brolgar helps you browse over longitudinal data graphically and analytically in R, by providing tools to:
This helps you go from the “plate of spaghetti” plot on the left, to “interesting observations” plot on the left.
To efficiently look at your longitudinal data, we assume it is a time series, with irregular time periods between measurements. This might seem strange, (that’s OK!), so remember these two things:
Together, the index and key uniquely identify an observation.
key is used a lot in brolgar, so it is an important idea to internalise:
The key is the identifier of your individuals or series
So in the
wages data, we have the following setup:
wages <- as_tsibble(x = wages, key = id, index = xp, regular = FALSE)
as_tsibble() takes wages, and a
index, and we state the
regular = FALSE (since there are not regular time periods between measurements).
This is done using
as_tsibble, which turns out data into a
tsibble object - a powerful data abstraction made available in the
tsibble package by Earo Wang, if you would like to learn more about
tsibble, see the official package documentation or read the paper.
If you want to learn more about what longitudinal data as a time series, you can read more in the vignette, “Longitudinal Data Structures”.
Exploring longitudinal data can be challenging when there are many individuals.
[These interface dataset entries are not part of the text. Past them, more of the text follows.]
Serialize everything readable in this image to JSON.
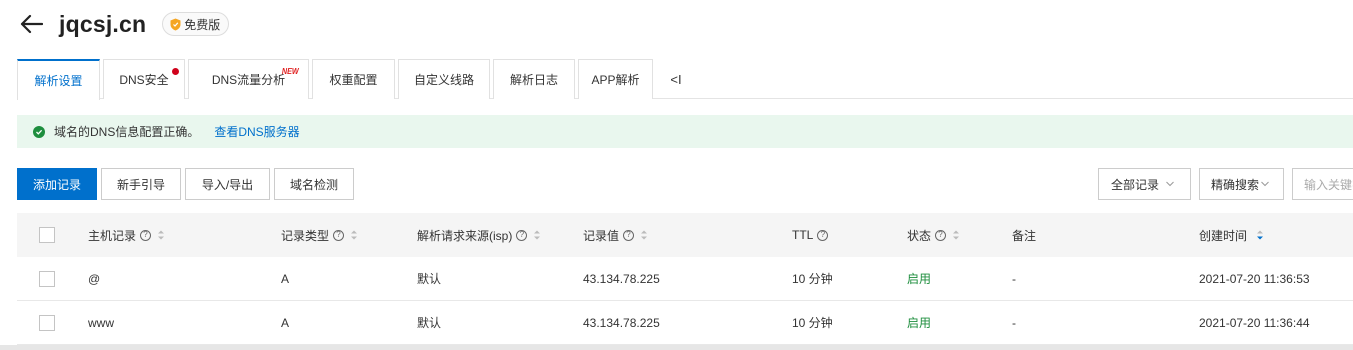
{
  "header": {
    "domain": "jqcsj.cn",
    "badge": "免费版"
  },
  "tabs": [
    {
      "label": "解析设置",
      "active": true
    },
    {
      "label": "DNS安全",
      "dot": true
    },
    {
      "label": "DNS流量分析",
      "new_label": "NEW"
    },
    {
      "label": "权重配置"
    },
    {
      "label": "自定义线路"
    },
    {
      "label": "解析日志"
    },
    {
      "label": "APP解析"
    }
  ],
  "tabs_more": "<I",
  "notice": {
    "text": "域名的DNS信息配置正确。",
    "link": "查看DNS服务器"
  },
  "toolbar": {
    "add": "添加记录",
    "guide": "新手引导",
    "import_export": "导入/导出",
    "check": "域名检测",
    "filter": "全部记录",
    "search_mode": "精确搜索",
    "search_placeholder": "输入关键字"
  },
  "table": {
    "columns": {
      "host": "主机记录",
      "type": "记录类型",
      "isp": "解析请求来源(isp)",
      "value": "记录值",
      "ttl": "TTL",
      "status": "状态",
      "remark": "备注",
      "created": "创建时间"
    },
    "rows": [
      {
        "host": "@",
        "type": "A",
        "isp": "默认",
        "value": "43.134.78.225",
        "ttl": "10 分钟",
        "status": "启用",
        "remark": "-",
        "created": "2021-07-20 11:36:53"
      },
      {
        "host": "www",
        "type": "A",
        "isp": "默认",
        "value": "43.134.78.225",
        "ttl": "10 分钟",
        "status": "启用",
        "remark": "-",
        "created": "2021-07-20 11:36:44"
      }
    ]
  },
  "colors": {
    "primary": "#0070cc",
    "success": "#1e8e3e",
    "notice_bg": "#e9f7ee",
    "badge_orange": "#f5a623"
  }
}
It is difficult to look at all of them!
You often get a “plate of spaghetti” plot, with many lines plotted on top of each other. You can avoid the spaghetti by looking at a random subset of the data using tools in
dplyr, you can use
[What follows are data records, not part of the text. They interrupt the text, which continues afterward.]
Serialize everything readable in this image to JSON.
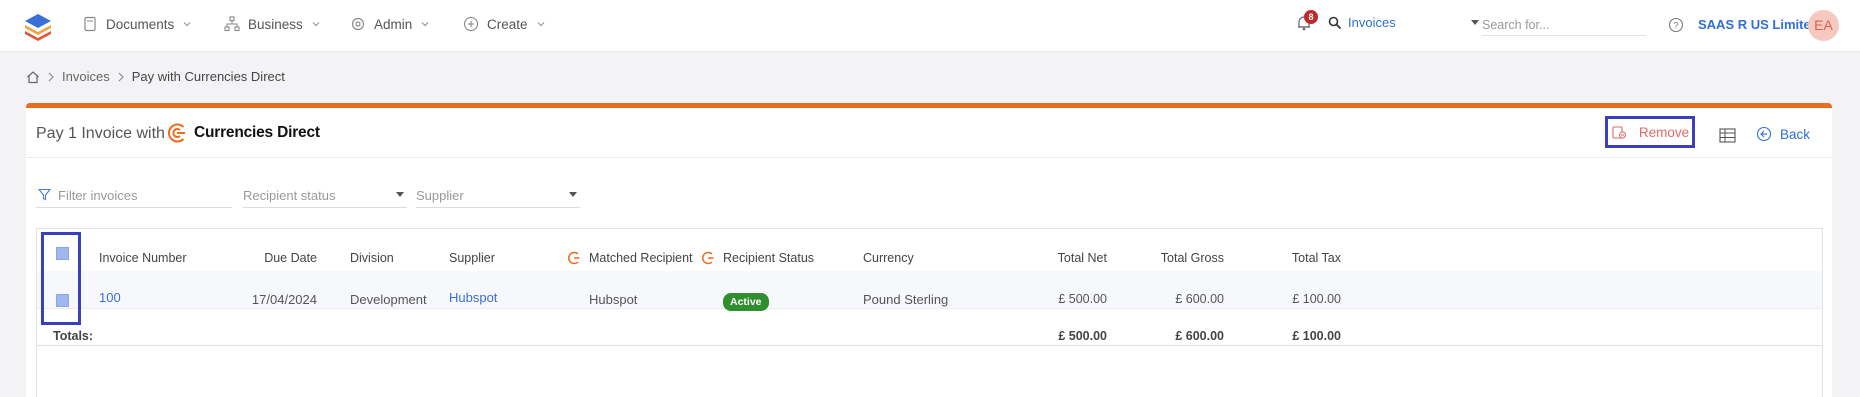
{
  "nav": {
    "items": [
      {
        "label": "Documents",
        "icon": "document-icon"
      },
      {
        "label": "Business",
        "icon": "org-chart-icon"
      },
      {
        "label": "Admin",
        "icon": "gear-icon"
      },
      {
        "label": "Create",
        "icon": "plus-circle-icon"
      }
    ],
    "notifications_count": "8",
    "search_scope": "Invoices",
    "search_placeholder": "Search for...",
    "org_name": "SAAS R US Limited",
    "avatar_initials": "EA"
  },
  "breadcrumb": {
    "items": [
      "Invoices",
      "Pay with Currencies Direct"
    ]
  },
  "page": {
    "title": "Pay 1 Invoice with",
    "provider_name": "Currencies Direct",
    "remove_label": "Remove",
    "back_label": "Back"
  },
  "filters": {
    "invoices_placeholder": "Filter invoices",
    "recipient_status_placeholder": "Recipient status",
    "supplier_placeholder": "Supplier"
  },
  "table": {
    "columns": [
      "Invoice Number",
      "Due Date",
      "Division",
      "Supplier",
      "Matched Recipient",
      "Recipient Status",
      "Currency",
      "Total Net",
      "Total Gross",
      "Total Tax"
    ],
    "rows": [
      {
        "invoice_number": "100",
        "due_date": "17/04/2024",
        "division": "Development",
        "supplier": "Hubspot",
        "matched_recipient": "Hubspot",
        "recipient_status": "Active",
        "currency": "Pound Sterling",
        "total_net": "£ 500.00",
        "total_gross": "£ 600.00",
        "total_tax": "£ 100.00"
      }
    ],
    "totals": {
      "label": "Totals:",
      "total_net": "£ 500.00",
      "total_gross": "£ 600.00",
      "total_tax": "£ 100.00"
    }
  },
  "colors": {
    "accent": "#ea6c1f",
    "link": "#2f6fd6",
    "active_badge": "#2f8f2f",
    "highlight": "#3a3fc0"
  }
}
sample_n() to sample
n observations, or
sample_frac() to look at a
fraction of observations.
set.seed(2019-7-15-1300) wages %>% sample_n_keys(size = 5) %>% ggplot(aes(x = xp, y = ln_wages, group = id)) + geom_line()
And what if you want to create many of these plots?
brolgar provides some clever facets to help make it easier to explore your data.
facet_sample() allows you to specify the number of keys per facet, and the number of facets with
n_facets. It splits the data into 12 facets with 5 per facet by default:
set.seed(2019-07-23-1937) ggplot(wages, aes(x = xp, y = ln_wages, group = id)) + geom_line() + facet_sample()
You can see other facets (e.g.,
facet_strata) and data visualisations you can make in brolgar in the Visualisation Gallery.
You can extract
features of longitudinal data using the
features function, from
fabletools. These features all begin with
feat_. You can, for example, find those whose values only increase or decrease with
wages %>% features(ln_wages, feat_monotonic) #> # A tibble: 888 x 5 #> id increase decrease unvary monotonic #> <int> <lgl> <lgl> <lgl> <lgl> #> 1 31 FALSE FALSE FALSE FALSE #> 2 36 FALSE FALSE FALSE FALSE #> 3 53 FALSE FALSE FALSE FALSE #> 4 122 FALSE FALSE FALSE FALSE #> 5 134 FALSE FALSE FALSE FALSE #> 6 145 FALSE FALSE FALSE FALSE #> 7 155 FALSE FALSE FALSE FALSE #> 8 173 FALSE FALSE FALSE FALSE #> 9 206 TRUE FALSE FALSE TRUE #> 10 207 FALSE FALSE FALSE FALSE #> # … with 878 more rows
You can read more about creating and using features in the Finding Features vignette.
You can also use
n_obs() inside features to return the number of observations for each key:
wages %>% features(id, n_obs) #> # A tibble: 888 x 2 #> id n_obs #> <int> <int> #> 1 31 8 #> 2 36 10 #> 3 53 8 #> 4 122 10 #> 5 134 12 #> 6 145 9 #> 7 155 11 #> 8 173 6 #> 9 206 3 #> 10 207 11 #> # … with 878 more rows
This returns a dataframe, with one row per key, and the number of observations for each key.
This could be further summarised to get a sense of the patterns of the number of observations:
brolgar provides other useful functions to explore your data, which you can read about in the exploratory modelling and Identify Interesting Observations vignettes. As a taster, here are some of the figures you can produce:
Please note that the
brolgar project is released with a Contributor Code of Conduct. By contributing to this project, you agree to abide by its terms.
This version of brolgar was been forked from tprvan/brolgar, and has undergone breaking changes to the API.
Thank you to Mitchell O’Hara-Wild and Earo Wang for many useful discussions on the implementation of brolgar, as it was heavily inspired by the
feasts package from the
tidyverts. I would also like to thank Tania Prvan for her valuable early contributions to the project, as well as Stuart Lee for helpful discussions.